Several hives of Lincoln County honeybees are under the care of the county’s littlest beekeeper. Laylah Hunt, 11, of Pumpkin Center, first started keeping bees when she was just 9 years old. She took beekeeping classes with her mother and she became fascinated by the industrious insects.
“The next year, me and my dad took the class and I really liked it,” she said. “I like how they work in perfect harmony. They all have one special job and they all help each other to make honey. They all do their job.”
When Hunt became a certified beekeeper at 9 years old, she was the youngest certified beekeeper in North Carolina. She’s currently working toward her journeyman’s certificate and then will work toward becoming a master beekeeper.
Honeybees work extraordinarily hard to produce honey. The average worker bee, which only lives about three weeks during the honey flow, which lasts the second week of April through the first week of June in this area of the country, produces only about 1/12th of ateaspoon of honey in her lifetime, according to Hunt. A honeybee visits 50-100 flowers during a collection trip. Not only has Hunt learned how to care for bees, she’s also learned how important they are to the food supply.
“Every one in three bites of food that we eat is pollinated by bees,” she said. “So without bees we wouldn’t have all the clothing we have or all the fruits and vegetables that we eat.”
Out of the 100 crop species that provide us with 90 percent of our food, 70 percent are pollinated by bees.
Hunt enjoys honey on toast and with Greek yogurt and blueberries. Amazingly, she’s never been stung by a bee.
“I don’t go to the hives without all of my equipment put on correctly and tape around my wrists and ankles to keep them from getting me,” she said. “I’m very cautious. I don’t want to be stung.”
Hunt and her mother and father, Cindy and Johnnie, currently maintain six hives of bees. The unfortunate fact of raising bees is the loss of a hive, which makes Hunt sad. So far, they’ve lost four hives, called a colony collapse, which is not an uncommon loss for beekeepers.
“A lot of the chemicals that people spray on gardens and lawns to keep away mosquitoes and stuff can hurt them,” she said. “If they got on a flower with that stuff on it then they might take it back to the hive and make honey with it. If it’s poisonous to bees and they eat it, it’ll kill a lot of bees. You work so hard to keep a hive, like a kid who has a pet goldfish and it dies, it makes you sad.”
In addition to insecticides and fungicides that are commonly used on crops, bees are susceptible to parasites like the Varroa mite, which feeds on bee fluids, and the small hive beetle, which damages honeycombs, stored honey and pollen.
On one of the last days of school at Catawba Springs Elementary, Hunt did a presentation for the entire third grade class. With the assistance of her mentor, Burton Beasley, the president of the Gaston County Beekeeper's Association, she showed the students the various beekeeping tools she uses, explained how bees make honey, the different jobs the bees do and then passed out sample jars of honey from her hives. Hunt hopes to start a bug club next year at school.

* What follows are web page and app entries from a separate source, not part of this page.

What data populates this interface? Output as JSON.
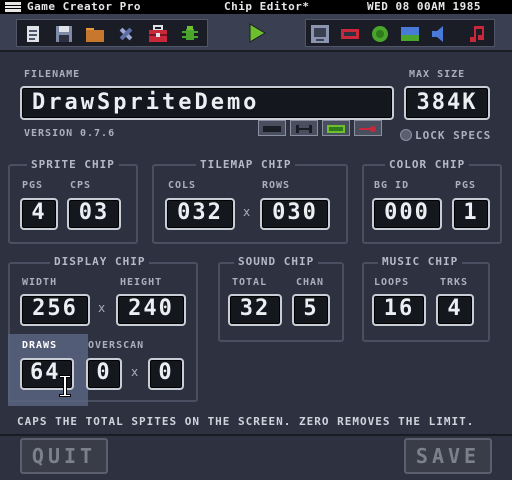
{
  "menubar": {
    "app_name": "Game Creator Pro",
    "window_title": "Chip Editor*",
    "clock": "WED 08 00AM 1985"
  },
  "toolbar": {
    "left_group": [
      "file-icon",
      "save-icon",
      "folder-icon",
      "tools-icon",
      "briefcase-icon",
      "bug-icon"
    ],
    "run": "play-icon",
    "right_group": [
      "computer-icon",
      "sprite-icon",
      "tilemap-icon",
      "landscape-icon",
      "sound-icon",
      "music-icon"
    ],
    "colors": {
      "bg": "#3a3f52",
      "play": "#6dbf2d",
      "red": "#c8283a",
      "green": "#49a52c",
      "folder": "#c7782d"
    }
  },
  "header": {
    "filename_label": "FILENAME",
    "filename_value": "DrawSpriteDemo",
    "maxsize_label": "MAX SIZE",
    "maxsize_value": "384K",
    "version_label": "VERSION",
    "version_value": "0.7.6",
    "lock_label": "LOCK SPECS"
  },
  "sprite_chip": {
    "title": "SPRITE CHIP",
    "pgs_label": "PGS",
    "pgs_value": "4",
    "cps_label": "CPS",
    "cps_value": "03"
  },
  "tilemap_chip": {
    "title": "TILEMAP CHIP",
    "cols_label": "COLS",
    "cols_value": "032",
    "rows_label": "ROWS",
    "rows_value": "030",
    "sep": "x"
  },
  "color_chip": {
    "title": "COLOR CHIP",
    "bgid_label": "BG ID",
    "bgid_value": "000",
    "pgs_label": "PGS",
    "pgs_value": "1"
  },
  "display_chip": {
    "title": "DISPLAY CHIP",
    "width_label": "WIDTH",
    "width_value": "256",
    "height_label": "HEIGHT",
    "height_value": "240",
    "sep": "x",
    "draws_label": "DRAWS",
    "draws_value": "64",
    "overscan_label": "OVERSCAN",
    "overscan_x": "0",
    "overscan_y": "0"
  },
  "sound_chip": {
    "title": "SOUND CHIP",
    "total_label": "TOTAL",
    "total_value": "32",
    "chan_label": "CHAN",
    "chan_value": "5"
  },
  "music_chip": {
    "title": "MUSIC CHIP",
    "loops_label": "LOOPS",
    "loops_value": "16",
    "trks_label": "TRKS",
    "trks_value": "4"
  },
  "hint": "CAPS THE TOTAL SPITES ON THE SCREEN. ZERO REMOVES THE LIMIT.",
  "footer": {
    "quit_label": "QUIT",
    "save_label": "SAVE"
  }
}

“Then more people will become aware of bees and hopefully become beekeepers which will help the bee population,” she said.

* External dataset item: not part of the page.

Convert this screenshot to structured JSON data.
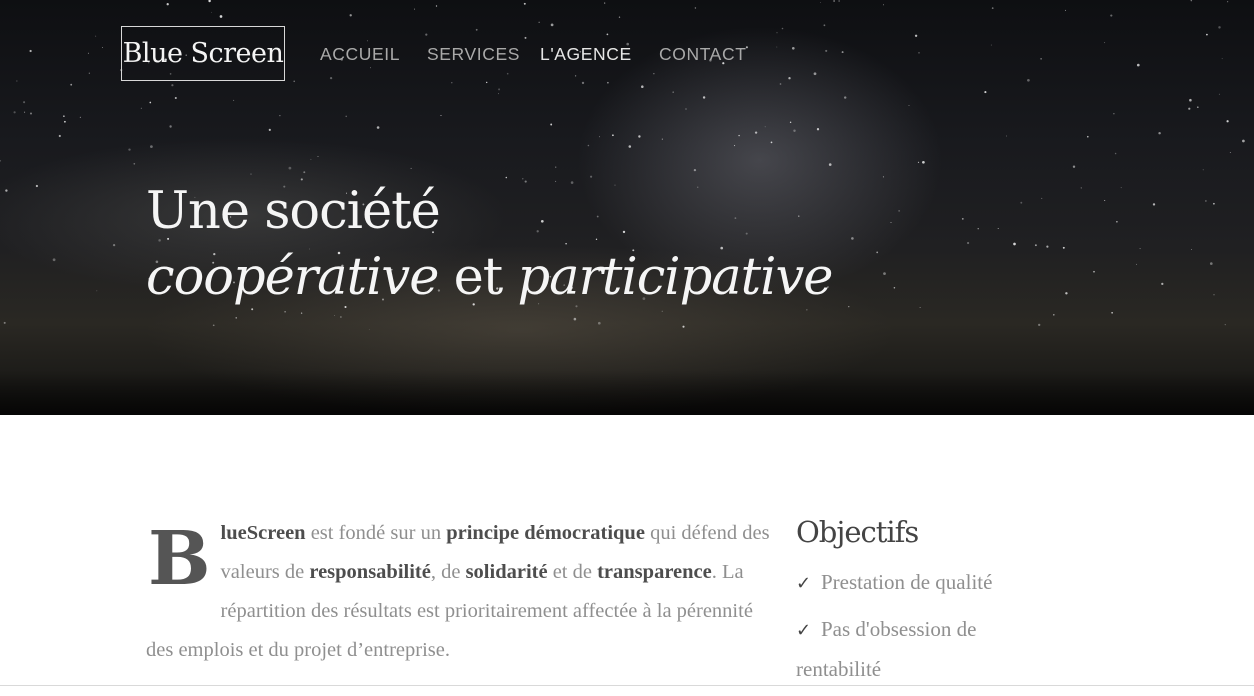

For more information about the Hunt family bees, visit their Facebook page, The Little BeeKeeper. In addition to honey, the family also makes elderberry syrup.